The specification included: Timber frame, weatherboarded; Welsh slate roof. Cast-iron lever frame. Rectangular on plan. Entrances to left return (west side). South front,
facing railway: 2 storeys, 2 bays. Ground floor: two 2-pane casements with
sills. First floor: plank walkway on cast-iron brackets, iron handrail
beneath full-width window with a central 24-pane window flanked by 4-pane
sliding sashes to each end.

Cast-iron gutter. Swept roof with ornate bargeboards and wooden finials. Iron stovepipe chimney to rear. Left return: board door to right; wooden staircase with plain treads, newel and
handrail, rising to landing on right supported on cast-iron brackets, with lean-to porch, outer glazed door and half-glazed inner door. First : hinged plank walkway on brackets beneath full-width window with  bars incorporating sliding sashes similar to front; 4-pane attic
casement. Right return has similar plank walkway, first-floor and attic ; original nameboard with raised lettering APPLEBY LINCS. Rear haspane casement to left, overlooking road. Interior contains original 23- frame bearing manufacturer’s name, operated from first floor.
Mechanism for operating level crossing gates for London and North Eastern by the Westinghouse Brake and Signal Company has hand-wheel
inscribed LNER 1942. Included (together with the nearby Elsham Signal Box  5 miles south-east) as a representative example of the
standard design of signal box (used 1881-1923) of the most successful firm of the later pre-grouping period.

SE 91 SE APPLEBY ERMINE STREET
(west side) 4/15  Appleby Signal Box approximately 10 metres north-east of level crossing

Listing NGR: SE9522612871

Source: English Heritage

November 26 Signal Box WP

Prior to renovations, below, courtesy of Ms Janet Tierney LRPS.

The old style wooden gates shown below were replaced by the modern, automated kind.

Appleby Signal Box and crossing

And how it looks in 2013.

Level crossing and signal box1

 

And on October 19th 2015

P1010436

The station was opened by the Trent, Ancholme and Grimsby Railway on its 14 mile long line from Gunness, on the east bank of the Trent where it made an end-on junction with the South Yorkshire Railway’s line from Doncaster, and Wrawby Junction, near Barnetby, where it met the main line of the Manchester, Sheffield and Lincolnshire Railway from Retford to Grimsby. The station was, like others on the line, staggered over a level crossing. The line was absorbed by the M. S. & L. R., later becoming the Great Central Railway, becoming part of theLondon and North Eastern Railway during the Grouping of 1923. The station then passed on to the Eastern Region of British Railways on nationalisation in 1948.

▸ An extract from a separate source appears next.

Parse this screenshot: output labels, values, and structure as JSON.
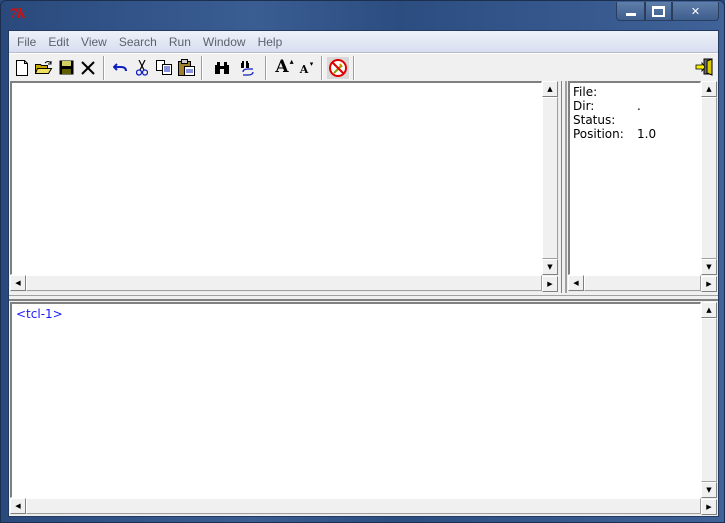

Source: Wikipedia.

Kellys Directory 1919 mentions the Telegraph Office

Whites Directory 1872 mentions that there were trains several times a day; John Hobson was the Station Master; Carrier was Henry Keightley. Services to Brigg were thursday and Hull friday.

Appleby station b&w2

Sadly, Appleby Station was closed to passengers by the British Railways Board in 1967 as part of the ‘Dr Beeching Cuts’ and the station house demolished.

Trains using the South TransPennine line pass the site of the station. Supplies for Scunthorpe Steel Works still use the line regularly.

This delightful letter, from a Mrs Stockdale, appeared in Lincolnshire Life in 2011:

APPLEBY STATION SIR, How well I remember visiting the lovely little village of Appleby with my parents. When arriving at the station we were met by a courteous member of the small station staff. He brought along some wooden steps and placed them at the carriage door for us to step out onto, the platform being so much lower than the train. In later years I remember arriving at the station and after the train had pulled out, crossing the line and admiring the well-kept garden of which Appleby was so justly proud

There follows a number of photos of the station submitted by Appleby residents.

Appleby station b&w1

Train passing Appleby station

Appleby station 2